The big spenders of the cloud have taken the initiative to dominate the rising costs. Airbnb, Dropbox and Netflix recently said they have significantly reduced their cloud computing costs by bringing some systems on-premise or distributed across multiple cloud providers. Airbnb, in particular, reduced cloud costs in 2020, achieving savings of US$63.5 million.
“For large organizations – especially in this climate – there is no longer a total increase in all their costs that affect the environment.
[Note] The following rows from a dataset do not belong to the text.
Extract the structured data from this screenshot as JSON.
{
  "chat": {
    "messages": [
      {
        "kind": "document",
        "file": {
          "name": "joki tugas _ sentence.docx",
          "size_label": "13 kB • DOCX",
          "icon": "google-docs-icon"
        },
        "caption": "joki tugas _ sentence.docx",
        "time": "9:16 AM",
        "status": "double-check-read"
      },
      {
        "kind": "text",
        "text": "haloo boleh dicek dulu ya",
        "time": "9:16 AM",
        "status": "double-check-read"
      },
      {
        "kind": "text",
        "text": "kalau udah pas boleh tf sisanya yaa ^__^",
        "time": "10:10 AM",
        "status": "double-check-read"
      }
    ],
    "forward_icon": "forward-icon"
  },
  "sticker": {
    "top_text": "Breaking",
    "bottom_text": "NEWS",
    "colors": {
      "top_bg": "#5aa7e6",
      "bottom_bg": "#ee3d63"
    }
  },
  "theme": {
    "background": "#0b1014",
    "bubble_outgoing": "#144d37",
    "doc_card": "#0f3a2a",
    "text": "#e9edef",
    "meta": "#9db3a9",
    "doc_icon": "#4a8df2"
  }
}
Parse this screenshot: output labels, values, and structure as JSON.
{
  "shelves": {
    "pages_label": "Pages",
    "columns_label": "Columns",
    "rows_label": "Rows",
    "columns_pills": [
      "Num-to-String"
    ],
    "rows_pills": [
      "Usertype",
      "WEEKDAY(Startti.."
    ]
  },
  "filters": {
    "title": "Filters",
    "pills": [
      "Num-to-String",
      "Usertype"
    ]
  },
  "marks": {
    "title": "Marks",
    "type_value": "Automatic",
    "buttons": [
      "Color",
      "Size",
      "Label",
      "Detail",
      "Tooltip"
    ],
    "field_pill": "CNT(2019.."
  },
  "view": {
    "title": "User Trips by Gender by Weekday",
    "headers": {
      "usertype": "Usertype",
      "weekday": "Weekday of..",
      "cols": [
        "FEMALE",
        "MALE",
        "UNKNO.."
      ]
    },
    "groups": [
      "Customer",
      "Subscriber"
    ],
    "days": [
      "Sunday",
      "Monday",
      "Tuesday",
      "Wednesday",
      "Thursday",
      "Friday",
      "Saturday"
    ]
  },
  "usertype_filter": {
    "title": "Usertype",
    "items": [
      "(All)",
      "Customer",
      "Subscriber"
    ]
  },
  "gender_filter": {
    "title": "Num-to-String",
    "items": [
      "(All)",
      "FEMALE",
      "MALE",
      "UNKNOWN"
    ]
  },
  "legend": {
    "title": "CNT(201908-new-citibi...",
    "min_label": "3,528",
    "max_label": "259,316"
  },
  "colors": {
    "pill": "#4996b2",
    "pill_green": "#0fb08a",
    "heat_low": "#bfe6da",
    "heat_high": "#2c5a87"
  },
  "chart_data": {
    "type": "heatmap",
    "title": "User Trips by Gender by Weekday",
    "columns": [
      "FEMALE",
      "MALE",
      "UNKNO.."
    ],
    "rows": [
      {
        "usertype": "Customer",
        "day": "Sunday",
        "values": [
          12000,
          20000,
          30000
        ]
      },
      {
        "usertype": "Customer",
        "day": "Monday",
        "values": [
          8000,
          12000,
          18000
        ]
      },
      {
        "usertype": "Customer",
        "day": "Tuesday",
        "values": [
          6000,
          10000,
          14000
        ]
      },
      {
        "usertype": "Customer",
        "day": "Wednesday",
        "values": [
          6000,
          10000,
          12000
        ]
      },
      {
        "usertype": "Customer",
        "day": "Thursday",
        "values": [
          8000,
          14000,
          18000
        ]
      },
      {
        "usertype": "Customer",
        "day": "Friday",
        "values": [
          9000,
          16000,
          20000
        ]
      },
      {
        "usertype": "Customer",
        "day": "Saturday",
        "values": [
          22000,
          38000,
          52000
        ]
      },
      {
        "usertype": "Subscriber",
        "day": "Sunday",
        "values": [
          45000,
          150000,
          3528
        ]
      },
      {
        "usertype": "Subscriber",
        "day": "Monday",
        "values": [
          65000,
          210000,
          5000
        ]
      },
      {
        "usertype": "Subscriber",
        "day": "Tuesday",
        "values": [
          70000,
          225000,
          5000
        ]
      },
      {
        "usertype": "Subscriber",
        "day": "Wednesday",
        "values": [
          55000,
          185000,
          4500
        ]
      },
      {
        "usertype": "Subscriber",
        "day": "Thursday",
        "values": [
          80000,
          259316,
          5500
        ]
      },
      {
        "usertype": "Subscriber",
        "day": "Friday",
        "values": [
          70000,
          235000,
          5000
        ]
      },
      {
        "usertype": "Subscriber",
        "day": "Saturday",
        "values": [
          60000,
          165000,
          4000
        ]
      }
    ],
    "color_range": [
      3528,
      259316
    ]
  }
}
Many of these leading technology companies now have to rethink how they drive margins and profitability across the business.”
So, what is the answer to these growing challenges and tough restrictions that are hampering the industry?
Investigate other cloud options, Lynn says, and start planning for the future to ensure companies aren’t locked into a single provider and can’t control their own destiny.
“Embrace other cloud solutions that offer simplicity, cost-effectiveness, and open source, and make it easy, affordable and accessible for developers to use cloud computing,” he said.
And the message is timely given that Australian cloud computing spending will reach $20 billion by 2025, according to GlobalData.
In fact, businesses of all sizes will look to invest in the cloud to drive their transformation projects while allowing them to automate business processes, use digital channels for better customer engagement and support their remote workforce.
“At Akamai, we want to shake up the market. We have a new cloud computing offering at Linode, which brings more simplicity, cost effectiveness, ease of use, open source and distribution to the whole story.
“There are now many open source technologies and tools that allow organizations to build, run and secure applications in the cloud. Instead of using all the proprietary features of an existing cloud provider, there are now tools like Kubernetes, Terraform, and Ansible, and a number of others that allow organizations to do that in an open source way. ”
The beauty of open source functionality is freedom of choice, Lynn explains.
“Many customers feel very trapped within their existing hyperscale clouds. Linode has a strong focus on open source technology because it allows users to move their cloud workloads to a more efficient environment. ”
But expect it to be a journey, not a quick one. “It is not an easy change for many organizations. But we encourage them not to be complacent. You can just sit there and continue using the same toolsets. Plan how you will build conflict in your area two to three years out.
“Start thinking less about delivering the right work from the right infrastructure.”